- [Exercise]
Tally how many lines in the data below include "login", then please reply with only that figure.

- [Exercise inputs]
━━━━

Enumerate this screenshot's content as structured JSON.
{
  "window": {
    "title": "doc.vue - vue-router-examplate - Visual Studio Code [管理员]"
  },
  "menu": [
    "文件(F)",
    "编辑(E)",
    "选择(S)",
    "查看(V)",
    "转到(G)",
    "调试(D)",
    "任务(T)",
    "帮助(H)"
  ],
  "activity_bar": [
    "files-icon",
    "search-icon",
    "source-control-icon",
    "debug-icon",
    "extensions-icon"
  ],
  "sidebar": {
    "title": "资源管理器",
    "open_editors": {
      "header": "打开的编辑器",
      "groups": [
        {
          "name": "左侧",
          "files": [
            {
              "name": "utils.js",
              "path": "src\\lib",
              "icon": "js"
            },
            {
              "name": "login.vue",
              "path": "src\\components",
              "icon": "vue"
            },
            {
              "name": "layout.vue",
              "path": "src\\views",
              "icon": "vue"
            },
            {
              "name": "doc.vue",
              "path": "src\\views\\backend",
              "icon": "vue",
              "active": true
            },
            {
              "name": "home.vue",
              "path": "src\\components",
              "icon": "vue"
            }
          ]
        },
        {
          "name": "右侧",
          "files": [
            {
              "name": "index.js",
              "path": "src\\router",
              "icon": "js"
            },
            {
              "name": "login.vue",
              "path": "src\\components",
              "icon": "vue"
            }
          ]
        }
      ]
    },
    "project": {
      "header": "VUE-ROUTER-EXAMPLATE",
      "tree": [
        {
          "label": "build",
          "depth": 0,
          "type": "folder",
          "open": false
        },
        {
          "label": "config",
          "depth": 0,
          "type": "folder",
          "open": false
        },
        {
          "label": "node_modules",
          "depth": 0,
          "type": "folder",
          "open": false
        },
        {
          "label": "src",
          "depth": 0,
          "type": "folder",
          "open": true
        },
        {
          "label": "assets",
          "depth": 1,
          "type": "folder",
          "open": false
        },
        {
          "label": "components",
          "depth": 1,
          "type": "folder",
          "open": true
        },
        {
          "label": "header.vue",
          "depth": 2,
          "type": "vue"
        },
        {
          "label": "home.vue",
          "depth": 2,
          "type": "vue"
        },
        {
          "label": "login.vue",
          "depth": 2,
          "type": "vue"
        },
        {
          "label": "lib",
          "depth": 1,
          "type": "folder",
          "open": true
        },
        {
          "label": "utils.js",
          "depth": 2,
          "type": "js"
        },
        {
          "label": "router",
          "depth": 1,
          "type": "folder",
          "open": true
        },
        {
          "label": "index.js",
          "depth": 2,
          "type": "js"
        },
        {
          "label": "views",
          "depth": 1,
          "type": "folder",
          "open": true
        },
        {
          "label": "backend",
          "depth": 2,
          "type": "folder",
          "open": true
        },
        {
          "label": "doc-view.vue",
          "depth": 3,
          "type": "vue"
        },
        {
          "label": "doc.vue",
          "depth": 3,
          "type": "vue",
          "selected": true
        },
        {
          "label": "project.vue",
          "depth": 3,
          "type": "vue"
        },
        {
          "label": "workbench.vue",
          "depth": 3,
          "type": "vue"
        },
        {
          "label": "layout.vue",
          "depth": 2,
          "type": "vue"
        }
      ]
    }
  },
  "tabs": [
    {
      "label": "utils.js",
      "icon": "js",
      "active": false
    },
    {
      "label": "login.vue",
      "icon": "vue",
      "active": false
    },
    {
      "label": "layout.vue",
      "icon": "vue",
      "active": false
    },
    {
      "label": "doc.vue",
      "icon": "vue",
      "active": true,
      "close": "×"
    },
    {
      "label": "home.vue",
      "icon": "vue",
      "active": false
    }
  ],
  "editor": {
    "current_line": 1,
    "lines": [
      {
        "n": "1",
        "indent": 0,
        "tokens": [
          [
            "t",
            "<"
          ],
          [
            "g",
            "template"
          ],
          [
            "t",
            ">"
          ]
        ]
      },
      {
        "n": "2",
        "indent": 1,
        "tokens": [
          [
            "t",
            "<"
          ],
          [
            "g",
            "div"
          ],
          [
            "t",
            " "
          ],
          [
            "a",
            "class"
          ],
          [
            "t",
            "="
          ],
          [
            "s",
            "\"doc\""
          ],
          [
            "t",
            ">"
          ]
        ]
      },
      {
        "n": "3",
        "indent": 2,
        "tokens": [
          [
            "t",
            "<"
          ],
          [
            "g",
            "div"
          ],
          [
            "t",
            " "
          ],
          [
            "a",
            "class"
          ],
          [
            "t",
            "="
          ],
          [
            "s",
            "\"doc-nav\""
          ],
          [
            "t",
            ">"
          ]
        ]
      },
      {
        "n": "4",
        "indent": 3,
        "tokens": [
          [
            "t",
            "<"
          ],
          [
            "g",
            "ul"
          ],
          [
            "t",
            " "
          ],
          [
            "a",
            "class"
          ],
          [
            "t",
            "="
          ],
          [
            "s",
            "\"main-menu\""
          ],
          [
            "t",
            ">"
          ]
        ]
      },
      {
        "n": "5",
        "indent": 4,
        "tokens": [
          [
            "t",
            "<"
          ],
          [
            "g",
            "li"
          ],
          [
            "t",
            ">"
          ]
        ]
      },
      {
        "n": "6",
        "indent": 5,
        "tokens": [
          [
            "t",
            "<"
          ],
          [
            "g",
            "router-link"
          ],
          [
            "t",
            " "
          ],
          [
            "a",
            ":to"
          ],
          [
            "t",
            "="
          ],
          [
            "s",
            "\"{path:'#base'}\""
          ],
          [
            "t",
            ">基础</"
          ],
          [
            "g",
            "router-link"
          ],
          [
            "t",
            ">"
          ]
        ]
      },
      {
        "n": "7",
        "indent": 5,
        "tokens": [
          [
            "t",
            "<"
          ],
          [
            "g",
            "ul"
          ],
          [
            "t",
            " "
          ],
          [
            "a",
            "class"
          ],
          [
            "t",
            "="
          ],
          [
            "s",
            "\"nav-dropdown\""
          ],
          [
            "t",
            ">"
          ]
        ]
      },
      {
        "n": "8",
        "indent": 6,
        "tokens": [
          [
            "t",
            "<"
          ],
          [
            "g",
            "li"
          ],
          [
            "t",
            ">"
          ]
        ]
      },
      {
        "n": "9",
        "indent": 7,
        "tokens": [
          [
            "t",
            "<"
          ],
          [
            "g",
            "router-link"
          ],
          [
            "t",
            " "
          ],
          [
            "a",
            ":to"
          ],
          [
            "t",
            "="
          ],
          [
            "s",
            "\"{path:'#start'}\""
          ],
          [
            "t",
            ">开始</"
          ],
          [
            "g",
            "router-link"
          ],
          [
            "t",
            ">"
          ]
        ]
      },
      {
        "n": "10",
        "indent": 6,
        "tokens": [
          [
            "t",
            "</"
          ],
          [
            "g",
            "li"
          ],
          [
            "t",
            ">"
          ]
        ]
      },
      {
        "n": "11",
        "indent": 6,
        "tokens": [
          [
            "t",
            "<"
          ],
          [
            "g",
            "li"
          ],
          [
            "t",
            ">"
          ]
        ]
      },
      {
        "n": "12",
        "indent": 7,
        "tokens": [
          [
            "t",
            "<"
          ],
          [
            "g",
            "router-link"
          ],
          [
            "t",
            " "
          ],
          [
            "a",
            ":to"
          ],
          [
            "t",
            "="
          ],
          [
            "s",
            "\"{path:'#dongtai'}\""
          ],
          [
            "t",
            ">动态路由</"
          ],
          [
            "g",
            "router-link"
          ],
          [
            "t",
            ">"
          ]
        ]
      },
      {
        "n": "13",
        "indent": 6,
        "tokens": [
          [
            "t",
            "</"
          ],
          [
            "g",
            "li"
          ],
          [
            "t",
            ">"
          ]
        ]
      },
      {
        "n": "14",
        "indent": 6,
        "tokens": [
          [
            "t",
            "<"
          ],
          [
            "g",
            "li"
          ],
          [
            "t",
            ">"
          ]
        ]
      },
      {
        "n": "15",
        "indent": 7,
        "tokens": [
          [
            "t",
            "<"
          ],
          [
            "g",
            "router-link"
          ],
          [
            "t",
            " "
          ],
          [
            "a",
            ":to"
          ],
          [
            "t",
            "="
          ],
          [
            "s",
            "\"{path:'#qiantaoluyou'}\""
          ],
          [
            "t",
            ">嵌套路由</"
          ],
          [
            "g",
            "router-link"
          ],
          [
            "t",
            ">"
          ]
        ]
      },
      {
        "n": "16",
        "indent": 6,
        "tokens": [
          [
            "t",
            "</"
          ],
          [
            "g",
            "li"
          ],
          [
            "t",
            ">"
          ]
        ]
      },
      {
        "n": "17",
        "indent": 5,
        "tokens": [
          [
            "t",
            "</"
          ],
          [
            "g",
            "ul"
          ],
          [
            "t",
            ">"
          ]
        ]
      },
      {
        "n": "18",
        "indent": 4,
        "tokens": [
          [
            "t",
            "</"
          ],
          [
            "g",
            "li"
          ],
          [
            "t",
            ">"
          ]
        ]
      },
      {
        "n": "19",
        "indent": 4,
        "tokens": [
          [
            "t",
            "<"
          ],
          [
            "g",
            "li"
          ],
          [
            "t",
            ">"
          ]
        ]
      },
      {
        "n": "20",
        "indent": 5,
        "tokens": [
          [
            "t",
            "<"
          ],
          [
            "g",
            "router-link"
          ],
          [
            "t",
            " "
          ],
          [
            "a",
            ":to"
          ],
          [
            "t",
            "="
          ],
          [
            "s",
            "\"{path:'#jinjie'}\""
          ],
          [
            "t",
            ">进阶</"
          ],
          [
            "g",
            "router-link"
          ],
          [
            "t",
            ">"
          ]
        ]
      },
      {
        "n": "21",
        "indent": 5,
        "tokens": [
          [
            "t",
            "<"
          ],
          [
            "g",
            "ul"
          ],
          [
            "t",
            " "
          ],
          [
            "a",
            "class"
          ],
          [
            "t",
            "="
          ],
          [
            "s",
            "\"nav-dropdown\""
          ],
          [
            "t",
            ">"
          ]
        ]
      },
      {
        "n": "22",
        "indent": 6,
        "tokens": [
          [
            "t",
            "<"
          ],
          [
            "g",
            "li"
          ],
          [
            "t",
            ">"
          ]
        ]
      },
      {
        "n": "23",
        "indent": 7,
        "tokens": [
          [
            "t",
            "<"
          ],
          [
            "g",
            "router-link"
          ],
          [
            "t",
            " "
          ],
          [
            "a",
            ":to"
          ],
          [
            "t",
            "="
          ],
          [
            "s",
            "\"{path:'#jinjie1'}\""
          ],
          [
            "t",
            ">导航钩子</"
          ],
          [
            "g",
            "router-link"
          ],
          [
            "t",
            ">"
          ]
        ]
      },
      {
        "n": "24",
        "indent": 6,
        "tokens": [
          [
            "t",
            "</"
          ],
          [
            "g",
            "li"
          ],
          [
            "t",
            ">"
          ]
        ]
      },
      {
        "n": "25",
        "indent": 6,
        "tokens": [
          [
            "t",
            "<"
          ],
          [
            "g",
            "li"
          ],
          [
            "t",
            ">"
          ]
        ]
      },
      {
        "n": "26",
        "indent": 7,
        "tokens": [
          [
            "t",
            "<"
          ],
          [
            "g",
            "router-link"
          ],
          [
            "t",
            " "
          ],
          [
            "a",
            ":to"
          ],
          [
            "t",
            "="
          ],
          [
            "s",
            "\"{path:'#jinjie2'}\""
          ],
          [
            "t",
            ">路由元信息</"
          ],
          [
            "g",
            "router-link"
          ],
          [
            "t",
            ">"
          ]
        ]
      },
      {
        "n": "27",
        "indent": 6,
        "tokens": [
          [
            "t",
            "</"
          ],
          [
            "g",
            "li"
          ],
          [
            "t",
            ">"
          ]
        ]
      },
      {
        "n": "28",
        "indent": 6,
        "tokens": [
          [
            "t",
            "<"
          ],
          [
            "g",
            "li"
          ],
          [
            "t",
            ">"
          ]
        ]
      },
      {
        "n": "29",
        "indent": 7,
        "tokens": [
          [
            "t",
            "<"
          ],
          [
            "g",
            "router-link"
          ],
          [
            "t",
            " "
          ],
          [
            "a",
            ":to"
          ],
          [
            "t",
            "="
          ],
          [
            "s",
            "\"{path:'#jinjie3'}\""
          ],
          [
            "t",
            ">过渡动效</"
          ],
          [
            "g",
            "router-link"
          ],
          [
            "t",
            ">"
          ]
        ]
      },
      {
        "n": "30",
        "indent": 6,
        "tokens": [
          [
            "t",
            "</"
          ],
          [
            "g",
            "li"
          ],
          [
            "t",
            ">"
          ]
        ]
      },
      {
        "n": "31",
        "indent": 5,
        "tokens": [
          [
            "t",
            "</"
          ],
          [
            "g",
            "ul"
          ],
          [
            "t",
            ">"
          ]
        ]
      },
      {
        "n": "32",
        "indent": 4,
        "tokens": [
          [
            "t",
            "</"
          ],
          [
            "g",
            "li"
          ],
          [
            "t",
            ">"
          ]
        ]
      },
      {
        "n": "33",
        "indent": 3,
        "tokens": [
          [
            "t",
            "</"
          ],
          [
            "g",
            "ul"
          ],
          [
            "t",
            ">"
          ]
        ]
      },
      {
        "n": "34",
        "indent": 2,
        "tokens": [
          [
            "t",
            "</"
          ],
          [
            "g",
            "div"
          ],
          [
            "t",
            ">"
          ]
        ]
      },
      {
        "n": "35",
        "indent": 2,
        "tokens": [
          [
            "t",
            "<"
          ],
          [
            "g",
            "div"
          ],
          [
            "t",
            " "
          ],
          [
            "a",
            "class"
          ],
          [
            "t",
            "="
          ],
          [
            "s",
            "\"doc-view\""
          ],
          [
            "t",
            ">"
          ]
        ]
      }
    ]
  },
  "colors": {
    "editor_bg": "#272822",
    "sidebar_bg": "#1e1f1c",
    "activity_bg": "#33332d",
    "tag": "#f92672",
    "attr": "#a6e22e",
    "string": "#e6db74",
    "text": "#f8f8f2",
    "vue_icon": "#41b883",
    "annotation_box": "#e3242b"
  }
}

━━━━

- [Problem solution]
4